• [Task brief] Return all the data verbatim but without images.

Materials provided Start Marker

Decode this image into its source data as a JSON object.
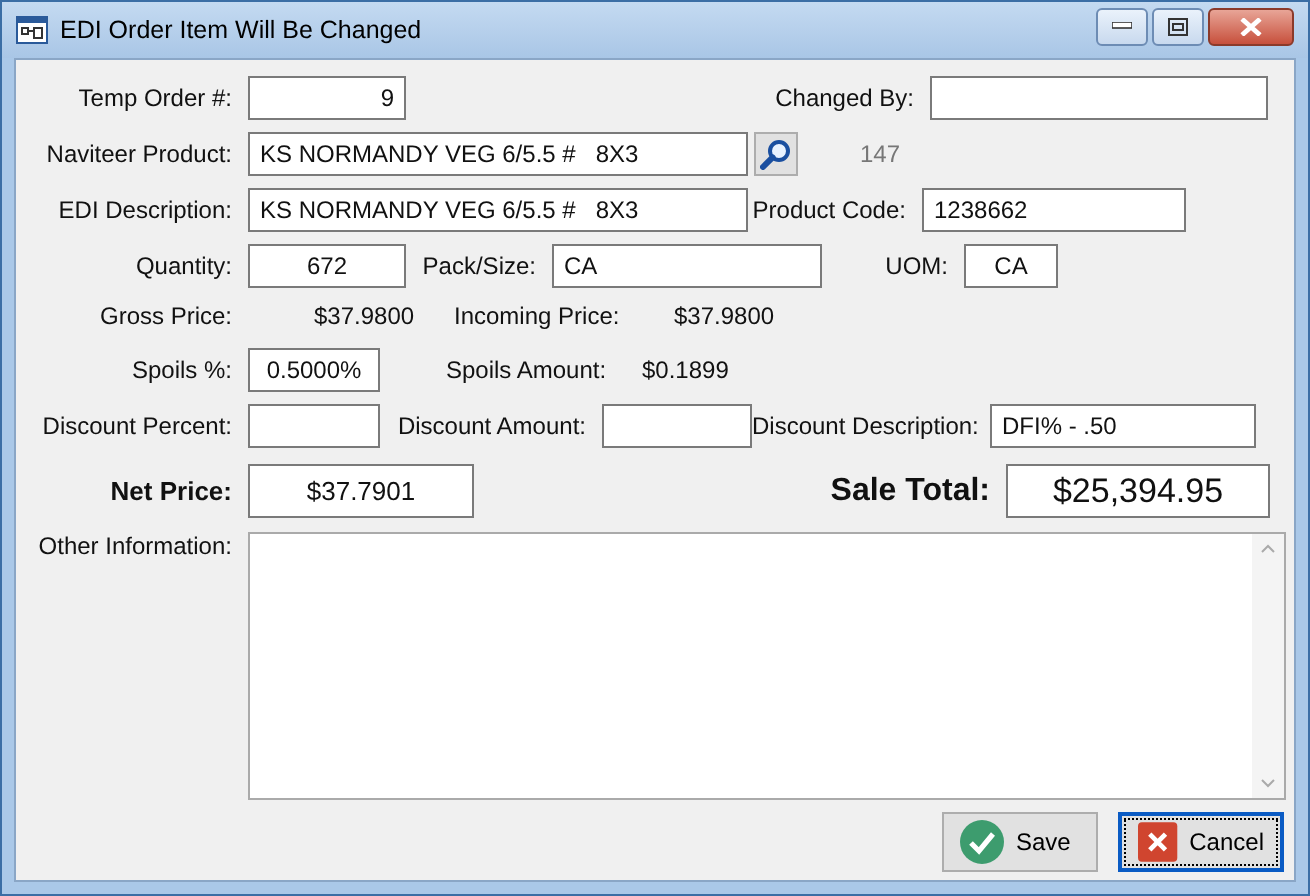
{
  "window": {
    "title": "EDI Order Item Will Be Changed"
  },
  "temp_order": {
    "label": "Temp Order #:",
    "value": "9"
  },
  "changed_by": {
    "label": "Changed By:"
  },
  "naviteer_product": {
    "label": "Naviteer Product:",
    "value": "KS NORMANDY VEG 6/5.5 #   8X3",
    "code": "147"
  },
  "edi_description": {
    "label": "EDI Description:",
    "value": "KS NORMANDY VEG 6/5.5 #   8X3"
  },
  "product_code": {
    "label": "Product Code:",
    "value": "1238662"
  },
  "quantity": {
    "label": "Quantity:",
    "value": "672"
  },
  "pack_size": {
    "label": "Pack/Size:",
    "value": "CA"
  },
  "uom": {
    "label": "UOM:",
    "value": "CA"
  },
  "gross_price": {
    "label": "Gross Price:",
    "value": "$37.9800"
  },
  "incoming_price": {
    "label": "Incoming Price:",
    "value": "$37.9800"
  },
  "spoils_percent": {
    "label": "Spoils %:",
    "value": "0.5000%"
  },
  "spoils_amount": {
    "label": "Spoils Amount:",
    "value": "$0.1899"
  },
  "discount_percent": {
    "label": "Discount Percent:"
  },
  "discount_amount": {
    "label": "Discount Amount:"
  },
  "discount_description": {
    "label": "Discount Description:",
    "value": "DFI% - .50"
  },
  "net_price": {
    "label": "Net Price:",
    "value": "$37.7901"
  },
  "sale_total": {
    "label": "Sale Total:",
    "value": "$25,394.95"
  },
  "other_information": {
    "label": "Other Information:"
  },
  "buttons": [
    {
      "label": "Save",
      "kind": "save",
      "focused": false
    },
    {
      "label": "Cancel",
      "kind": "cancel",
      "focused": true
    }
  ]
}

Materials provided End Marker

• [Exercise output]
Decode this image into its source data as a JSON object.
{
  "window": {
    "title": "EDI Order Item Will Be Changed"
  },
  "temp_order": {
    "label": "Temp Order #:",
    "value": "9"
  },
  "changed_by": {
    "label": "Changed By:"
  },
  "naviteer_product": {
    "label": "Naviteer Product:",
    "value": "KS NORMANDY VEG 6/5.5 #   8X3",
    "code": "147"
  },
  "edi_description": {
    "label": "EDI Description:",
    "value": "KS NORMANDY VEG 6/5.5 #   8X3"
  },
  "product_code": {
    "label": "Product Code:",
    "value": "1238662"
  },
  "quantity": {
    "label": "Quantity:",
    "value": "672"
  },
  "pack_size": {
    "label": "Pack/Size:",
    "value": "CA"
  },
  "uom": {
    "label": "UOM:",
    "value": "CA"
  },
  "gross_price": {
    "label": "Gross Price:",
    "value": "$37.9800"
  },
  "incoming_price": {
    "label": "Incoming Price:",
    "value": "$37.9800"
  },
  "spoils_percent": {
    "label": "Spoils %:",
    "value": "0.5000%"
  },
  "spoils_amount": {
    "label": "Spoils Amount:",
    "value": "$0.1899"
  },
  "discount_percent": {
    "label": "Discount Percent:"
  },
  "discount_amount": {
    "label": "Discount Amount:"
  },
  "discount_description": {
    "label": "Discount Description:",
    "value": "DFI% - .50"
  },
  "net_price": {
    "label": "Net Price:",
    "value": "$37.7901"
  },
  "sale_total": {
    "label": "Sale Total:",
    "value": "$25,394.95"
  },
  "other_information": {
    "label": "Other Information:"
  },
  "buttons": [
    {
      "label": "Save",
      "kind": "save",
      "focused": false
    },
    {
      "label": "Cancel",
      "kind": "cancel",
      "focused": true
    }
  ]
}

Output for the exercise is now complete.